Harold Kurschenska cut his teeth at the University of Toronto Press starting in 1957 as an apprentice compositor where he quickly became a stand out. After gaining his journeyman’s papers Kurschenska soon left the world of metal plates and ink for a drafting desk and the life of type design. A founding member of the Guild for Hand Printers (f. 1956) and President of the Typography Designers of Canada in 1965 just as the organization was changing it’s name and scope to become the Society of Graphic Designers of Canada, Kurschenska gave striking and dynamic publications to the academia of Toronto, Canada and the world.
When held up against other mid-century work by his contemporaries like Aldo Novarese , in a time of Andy Warhol, Kurschenska’s work hardly seems innovative, or edgy. His strengths lay in his ability to introduce touch and feel into typographical works, and his capacity to appeal to the public with clear and effective, as well as aesthetically pleasing, publications.
Kurschenska’s work was often bold and striking but he was also known for his smaller flourishes and details. During the year of 1961 Kurschenska would design a special insignia to be placed on each copyright page of every publication he worked on. Also in this year he would produce perhaps his most notable work, the landmark Gutenberg Galaxy: The Making of Typographic Man by Marshall McLuhan. The treatment given to the integration of text and images was pioneering and is seen today as blurring the division between academia and mass media. Kurschenska’s type and layout married perfectly with McLuhan’s unorthodox style, enhancing the readers understanding of the text. McLuhan would later say that any subsequent printings by American publishers never gave the book the same sensitive treatment.

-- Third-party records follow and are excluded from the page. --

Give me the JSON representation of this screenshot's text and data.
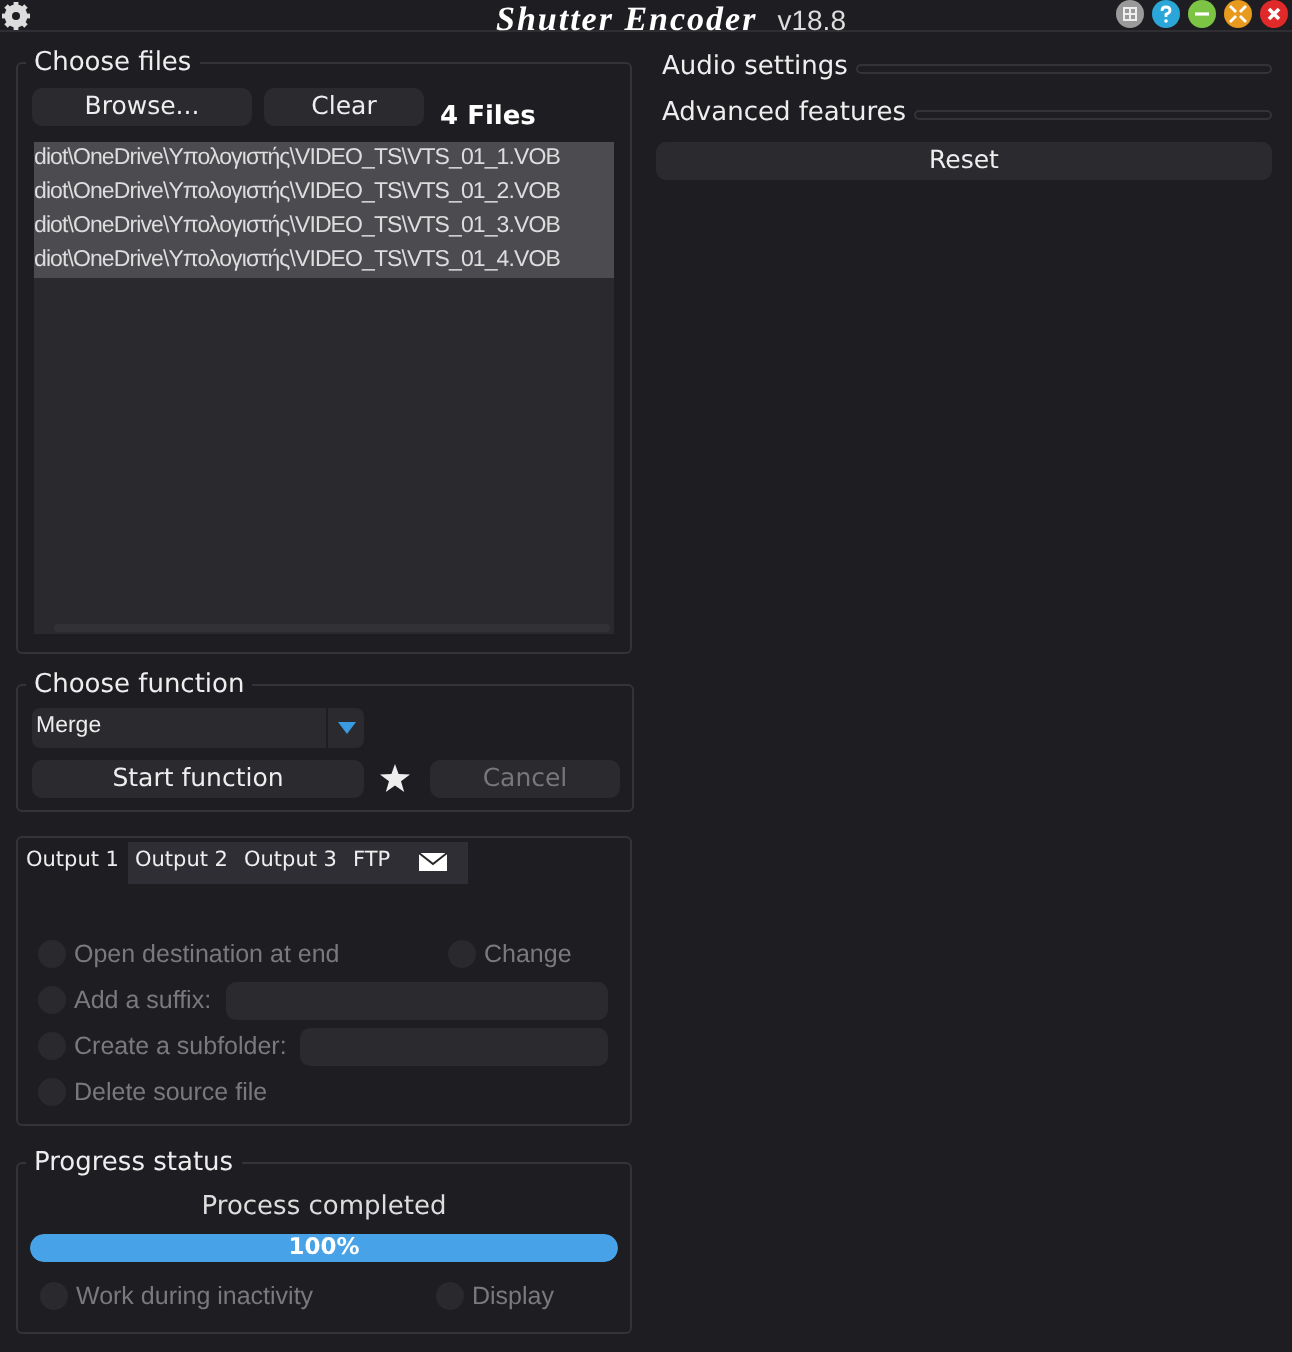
{
  "window": {
    "title": "Shutter Encoder",
    "version": "v18.8"
  },
  "choose_files": {
    "title": "Choose files",
    "browse_button": "Browse...",
    "clear_button": "Clear",
    "file_count": "4 Files",
    "files": [
      {
        "path": "diot\\OneDrive\\Υπολογιστής\\VIDEO_TS\\VTS_01_1.VOB",
        "selected": true
      },
      {
        "path": "diot\\OneDrive\\Υπολογιστής\\VIDEO_TS\\VTS_01_2.VOB",
        "selected": true
      },
      {
        "path": "diot\\OneDrive\\Υπολογιστής\\VIDEO_TS\\VTS_01_3.VOB",
        "selected": true
      },
      {
        "path": "diot\\OneDrive\\Υπολογιστής\\VIDEO_TS\\VTS_01_4.VOB",
        "selected": true
      }
    ]
  },
  "choose_function": {
    "title": "Choose function",
    "value": "Merge",
    "start_button": "Start function",
    "cancel_button": {
      "label": "Cancel",
      "disabled": true
    }
  },
  "output_tabs": [
    {
      "kind": "text",
      "label": "Output 1",
      "selected": true
    },
    {
      "kind": "text",
      "label": "Output 2",
      "selected": false
    },
    {
      "kind": "text",
      "label": "Output 3",
      "selected": false
    },
    {
      "kind": "text",
      "label": "FTP",
      "selected": false
    },
    {
      "kind": "mail",
      "selected": false
    }
  ],
  "output_options": [
    [
      {
        "kind": "checkbox",
        "label": "Open destination at end",
        "checked": false,
        "disabled": true
      },
      {
        "kind": "checkbox",
        "label": "Change",
        "checked": false,
        "disabled": true
      }
    ],
    [
      {
        "kind": "field",
        "label": "Add a suffix:",
        "checked": false,
        "disabled": true
      }
    ],
    [
      {
        "kind": "field",
        "label": "Create a subfolder:",
        "checked": false,
        "disabled": true
      }
    ],
    [
      {
        "kind": "checkbox",
        "label": "Delete source file",
        "checked": false,
        "disabled": true
      }
    ]
  ],
  "progress": {
    "title": "Progress status",
    "message": "Process completed",
    "level": 1,
    "reading": "100%",
    "options": [
      {
        "label": "Work during inactivity",
        "checked": false,
        "disabled": true
      },
      {
        "label": "Display",
        "checked": false,
        "disabled": true
      }
    ]
  },
  "right_sections": [
    {
      "title": "Audio settings",
      "expanded": false
    },
    {
      "title": "Advanced features",
      "expanded": false
    }
  ],
  "reset_button": "Reset"
}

It was with The Gutenberg Galaxy that Kurschenska introduced touch into the typographical lexicon. (The Gutenberg Galaxy was published five years before McLuhan’s bestselling work, The Medium is the Message.)

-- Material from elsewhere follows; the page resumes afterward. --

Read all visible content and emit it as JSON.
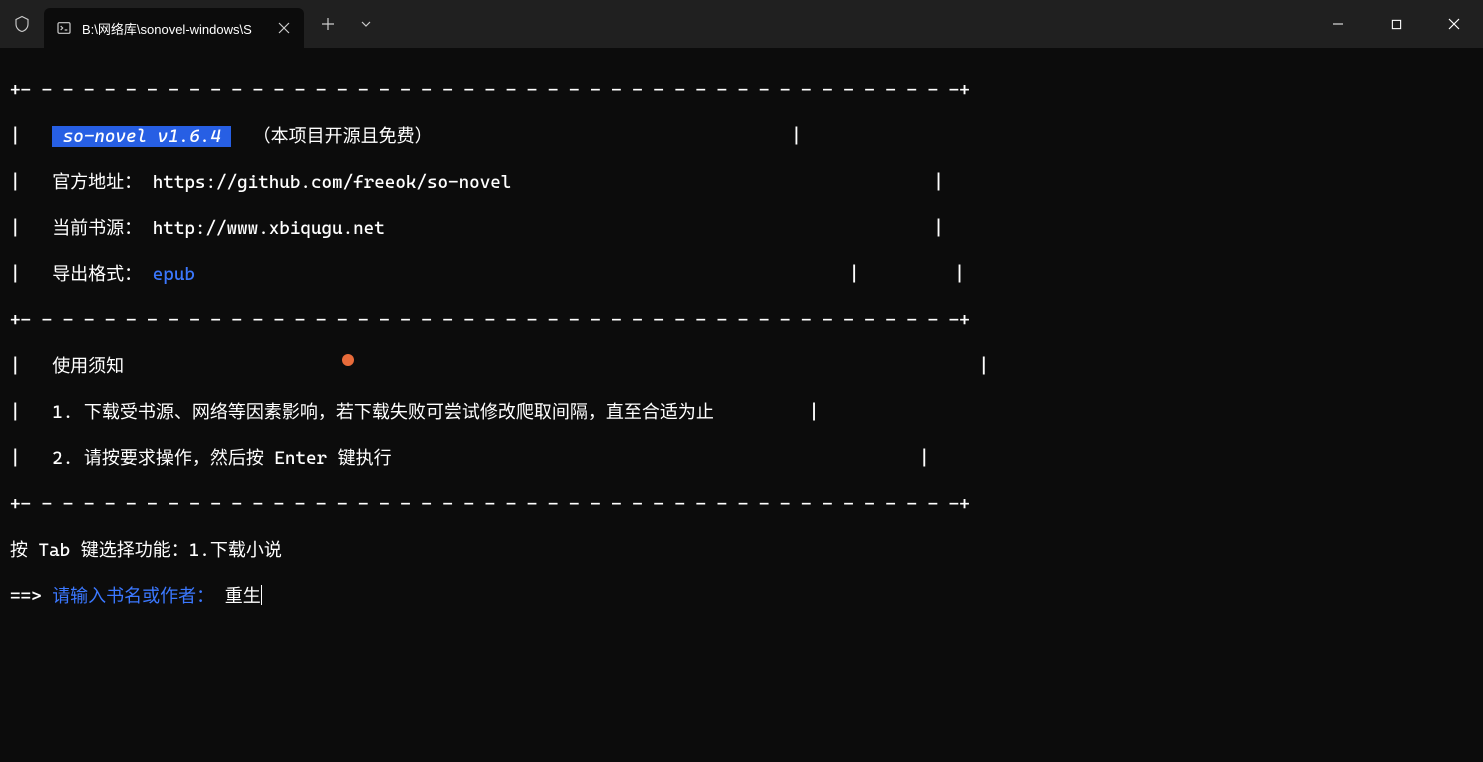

An event held in October of 1963 by the International Center for the Typography Graphic Arts would give Kurschenska the momentum to leave UTP in search of independence and greater responsibility (a move he would later admit was less than successful as he would return to UTP in 1973 where he remained until retirement in 1996). Typomundus 20 was a gathering of 10 000 international design entries to be judged by a panel of judges including prominent figures such as Hans Neuburg (Switzerland), Anton Stankowski (Germany), Lou Dorfsman (USA), Piet Zwart (Netherlands), Hiromu Hara (Japan) and Hermann Zapf (Germany). Typomundus 20’s organizers had the foresight to remove the usual time constraints, meaning works from the 30’s and 40’s are shown in tandem with the modern designs of the day and the compendium book to this event has become a cult classic.